4. Nakaaoki Branch, Japan- The Nakaaoki Branch is located near a busy junction with heavy traffic. The façade was designed to have a rhythmic expression that changes as people view it from different perspectives. The façade is made up of four cubes of varying depths. The colours on the front or sides of these cubes are each unique, and as the viewer’s viewpoint changes, the colours move or overlap. Small elevated gardens with olive trees and other seasonal flowers like marigolds and lavender are planted inside each of the 12 cubes to symbolise the changing seasons in nature.
5. Antwerp Port House, Belgium- The building has no traditional facade due to its waterfront setting, but all the four elevations provide a great look to the structure. The tower’s original function as a sizable, imposing extension of the fire station was further highlighted by the seamless fusion of modern construction and an old construction that lies near the bottom.
6. VM Houses, Denmark – The VM Houses feature two residential buildings named V and M, based on how they appear when viewed from the air. With glass façades framed by wood and bold, triangular balconies protruding out, the design of the blocks offers a combination of serenity, solitude, and daylight. Every apartment gets diagonal views of the vast surrounding fields, unobstructed by a vis-à-vis with the neighbour. Every flat has a double-height room to the north, and they all offer wide panoramic views to the south.

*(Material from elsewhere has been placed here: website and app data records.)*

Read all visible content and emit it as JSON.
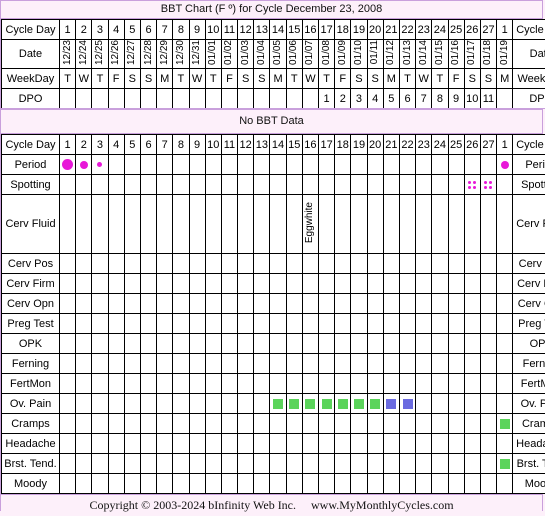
{
  "chart": {
    "title": "BBT Chart (F º) for Cycle December 23, 2008",
    "no_bbt_text": "No BBT Data",
    "footer_copyright": "Copyright © 2003-2024 bInfinity Web Inc.",
    "footer_site": "www.MyMonthlyCycles.com"
  },
  "colors": {
    "frame_border": "#c9a0dc",
    "panel_bg": "#fdf0fa",
    "header_bg": "#ececec",
    "date_bg": "#fbf8ec",
    "period_marker": "#e818d8",
    "spotting_marker": "#e818d8",
    "symptom_green": "#5bd45b",
    "symptom_blue": "#6b6be0"
  },
  "labels": {
    "cycle_day": "Cycle Day",
    "date": "Date",
    "weekday": "WeekDay",
    "dpo": "DPO",
    "period": "Period",
    "spotting": "Spotting",
    "cerv_fluid": "Cerv Fluid",
    "cerv_pos": "Cerv Pos",
    "cerv_firm": "Cerv Firm",
    "cerv_opn": "Cerv Opn",
    "preg_test": "Preg Test",
    "opk": "OPK",
    "ferning": "Ferning",
    "fertmon": "FertMon",
    "ov_pain": "Ov. Pain",
    "cramps": "Cramps",
    "headache": "Headache",
    "brst_tend_left": "Brst. Tend.",
    "brst_tend_right": "Brst. Tend",
    "moody": "Moody"
  },
  "chart_data": {
    "type": "table",
    "title": "BBT Chart (F º) for Cycle December 23, 2008",
    "cycle_start_date": "December 23, 2008",
    "num_columns": 28,
    "cycle_days": [
      "1",
      "2",
      "3",
      "4",
      "5",
      "6",
      "7",
      "8",
      "9",
      "10",
      "11",
      "12",
      "13",
      "14",
      "15",
      "16",
      "17",
      "18",
      "19",
      "20",
      "21",
      "22",
      "23",
      "24",
      "25",
      "26",
      "27",
      "1"
    ],
    "dates": [
      "12/23",
      "12/24",
      "12/25",
      "12/26",
      "12/27",
      "12/28",
      "12/29",
      "12/30",
      "12/31",
      "01/01",
      "01/02",
      "01/03",
      "01/04",
      "01/05",
      "01/06",
      "01/07",
      "01/08",
      "01/09",
      "01/10",
      "01/11",
      "01/12",
      "01/13",
      "01/14",
      "01/15",
      "01/16",
      "01/17",
      "01/18",
      "01/19"
    ],
    "weekdays": [
      "T",
      "W",
      "T",
      "F",
      "S",
      "S",
      "M",
      "T",
      "W",
      "T",
      "F",
      "S",
      "S",
      "M",
      "T",
      "W",
      "T",
      "F",
      "S",
      "S",
      "M",
      "T",
      "W",
      "T",
      "F",
      "S",
      "S",
      "M"
    ],
    "dpo": [
      "",
      "",
      "",
      "",
      "",
      "",
      "",
      "",
      "",
      "",
      "",
      "",
      "",
      "",
      "",
      "",
      "1",
      "2",
      "3",
      "4",
      "5",
      "6",
      "7",
      "8",
      "9",
      "10",
      "11",
      ""
    ],
    "period": [
      "heavy",
      "med",
      "light",
      "",
      "",
      "",
      "",
      "",
      "",
      "",
      "",
      "",
      "",
      "",
      "",
      "",
      "",
      "",
      "",
      "",
      "",
      "",
      "",
      "",
      "",
      "",
      "",
      "med"
    ],
    "spotting": [
      "",
      "",
      "",
      "",
      "",
      "",
      "",
      "",
      "",
      "",
      "",
      "",
      "",
      "",
      "",
      "",
      "",
      "",
      "",
      "",
      "",
      "",
      "",
      "",
      "",
      "spot",
      "spot",
      ""
    ],
    "cerv_fluid": [
      "",
      "",
      "",
      "",
      "",
      "",
      "",
      "",
      "",
      "",
      "",
      "",
      "",
      "",
      "",
      "Eggwhite",
      "",
      "",
      "",
      "",
      "",
      "",
      "",
      "",
      "",
      "",
      "",
      ""
    ],
    "cerv_pos": [
      "",
      "",
      "",
      "",
      "",
      "",
      "",
      "",
      "",
      "",
      "",
      "",
      "",
      "",
      "",
      "",
      "",
      "",
      "",
      "",
      "",
      "",
      "",
      "",
      "",
      "",
      "",
      ""
    ],
    "cerv_firm": [
      "",
      "",
      "",
      "",
      "",
      "",
      "",
      "",
      "",
      "",
      "",
      "",
      "",
      "",
      "",
      "",
      "",
      "",
      "",
      "",
      "",
      "",
      "",
      "",
      "",
      "",
      "",
      ""
    ],
    "cerv_opn": [
      "",
      "",
      "",
      "",
      "",
      "",
      "",
      "",
      "",
      "",
      "",
      "",
      "",
      "",
      "",
      "",
      "",
      "",
      "",
      "",
      "",
      "",
      "",
      "",
      "",
      "",
      "",
      ""
    ],
    "preg_test": [
      "",
      "",
      "",
      "",
      "",
      "",
      "",
      "",
      "",
      "",
      "",
      "",
      "",
      "",
      "",
      "",
      "",
      "",
      "",
      "",
      "",
      "",
      "",
      "",
      "",
      "",
      "",
      ""
    ],
    "opk": [
      "",
      "",
      "",
      "",
      "",
      "",
      "",
      "",
      "",
      "",
      "",
      "",
      "",
      "",
      "",
      "",
      "",
      "",
      "",
      "",
      "",
      "",
      "",
      "",
      "",
      "",
      "",
      ""
    ],
    "ferning": [
      "",
      "",
      "",
      "",
      "",
      "",
      "",
      "",
      "",
      "",
      "",
      "",
      "",
      "",
      "",
      "",
      "",
      "",
      "",
      "",
      "",
      "",
      "",
      "",
      "",
      "",
      "",
      ""
    ],
    "fertmon": [
      "",
      "",
      "",
      "",
      "",
      "",
      "",
      "",
      "",
      "",
      "",
      "",
      "",
      "",
      "",
      "",
      "",
      "",
      "",
      "",
      "",
      "",
      "",
      "",
      "",
      "",
      "",
      ""
    ],
    "ov_pain": [
      "",
      "",
      "",
      "",
      "",
      "",
      "",
      "",
      "",
      "",
      "",
      "",
      "",
      "green",
      "green",
      "green",
      "green",
      "green",
      "green",
      "green",
      "blue",
      "blue",
      "",
      "",
      "",
      "",
      "",
      ""
    ],
    "cramps": [
      "",
      "",
      "",
      "",
      "",
      "",
      "",
      "",
      "",
      "",
      "",
      "",
      "",
      "",
      "",
      "",
      "",
      "",
      "",
      "",
      "",
      "",
      "",
      "",
      "",
      "",
      "",
      "green"
    ],
    "headache": [
      "",
      "",
      "",
      "",
      "",
      "",
      "",
      "",
      "",
      "",
      "",
      "",
      "",
      "",
      "",
      "",
      "",
      "",
      "",
      "",
      "",
      "",
      "",
      "",
      "",
      "",
      "",
      ""
    ],
    "brst_tend": [
      "",
      "",
      "",
      "",
      "",
      "",
      "",
      "",
      "",
      "",
      "",
      "",
      "",
      "",
      "",
      "",
      "",
      "",
      "",
      "",
      "",
      "",
      "",
      "",
      "",
      "",
      "",
      "green"
    ],
    "moody": [
      "",
      "",
      "",
      "",
      "",
      "",
      "",
      "",
      "",
      "",
      "",
      "",
      "",
      "",
      "",
      "",
      "",
      "",
      "",
      "",
      "",
      "",
      "",
      "",
      "",
      "",
      "",
      ""
    ]
  }
}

7. The Broad Museum, USA- Its huge, opaque mass, which floats in the centre of the framework is one of the strongest identity points of this museum. The carvings on the building’s hovering underbelly provide the perfect top view for the lobby below and the public walkways. Another key attraction of the building is its honeycomb-like exterior construction that encircles the block-long building and provides filtered natural light. The museum’s “veil” rises at the corners to let visitors into the bustling lobby.
8. AL Bahar Towers, Abu Dhabi– These two adjacent towers in Abu Dhabi have responsive façades that are inspired by the “mashrabiya,” an Islamic shade arrangement system. The Masharabiya shading system for the 145-metre towers provides a terrific transparent look from the outside. By employing a parametric description for the geometry of the actuated façade panels, the team was able to reproduce how the panels behave in response to solar exposure and changing incidence angles throughout the year.

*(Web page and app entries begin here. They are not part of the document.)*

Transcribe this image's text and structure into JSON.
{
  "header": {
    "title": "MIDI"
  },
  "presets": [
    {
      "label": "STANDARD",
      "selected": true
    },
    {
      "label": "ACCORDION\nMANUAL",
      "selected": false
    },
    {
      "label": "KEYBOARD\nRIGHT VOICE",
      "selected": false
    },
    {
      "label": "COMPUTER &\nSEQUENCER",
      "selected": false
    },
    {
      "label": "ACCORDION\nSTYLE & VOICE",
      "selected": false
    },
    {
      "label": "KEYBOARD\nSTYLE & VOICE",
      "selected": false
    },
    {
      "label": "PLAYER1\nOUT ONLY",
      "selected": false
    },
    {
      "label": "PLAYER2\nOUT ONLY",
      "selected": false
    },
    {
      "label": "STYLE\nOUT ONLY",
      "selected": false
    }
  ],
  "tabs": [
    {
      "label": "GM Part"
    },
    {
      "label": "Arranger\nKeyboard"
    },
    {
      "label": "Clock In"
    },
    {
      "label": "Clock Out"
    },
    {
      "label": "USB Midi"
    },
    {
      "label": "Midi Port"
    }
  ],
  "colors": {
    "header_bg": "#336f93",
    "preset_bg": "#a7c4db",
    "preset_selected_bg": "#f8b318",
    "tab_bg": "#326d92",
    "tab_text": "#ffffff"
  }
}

9. Bund Finance Center, China – A moving curtain surrounds the building and shifts to reveal the stage on the balcony and views of the Pudong district in Shanghai. The façade is inspired by the traditional Chinese bridal headdress, and uses a three-track arrangement and layers of 675 distinct magnesium alloy “tassels”.
10. Elbphilharmonie Hamburg- A well-known landmark in Hamburg, the Elbphilharmonie gives the city’s distinctively horizontal architecture a completely new vertical touch. The glass façade, which is mostly made up of curved panels, some of which have apertures carved out of them, to create a stunning visual image as it picks up reflections of the city, the river, and the sky.
From the Soumaya Museum’s mirrored-steel skin to the Mediopadana Station’s curving steel ribs, these buildings show how creative and innovative architects can be when it comes to designing façades.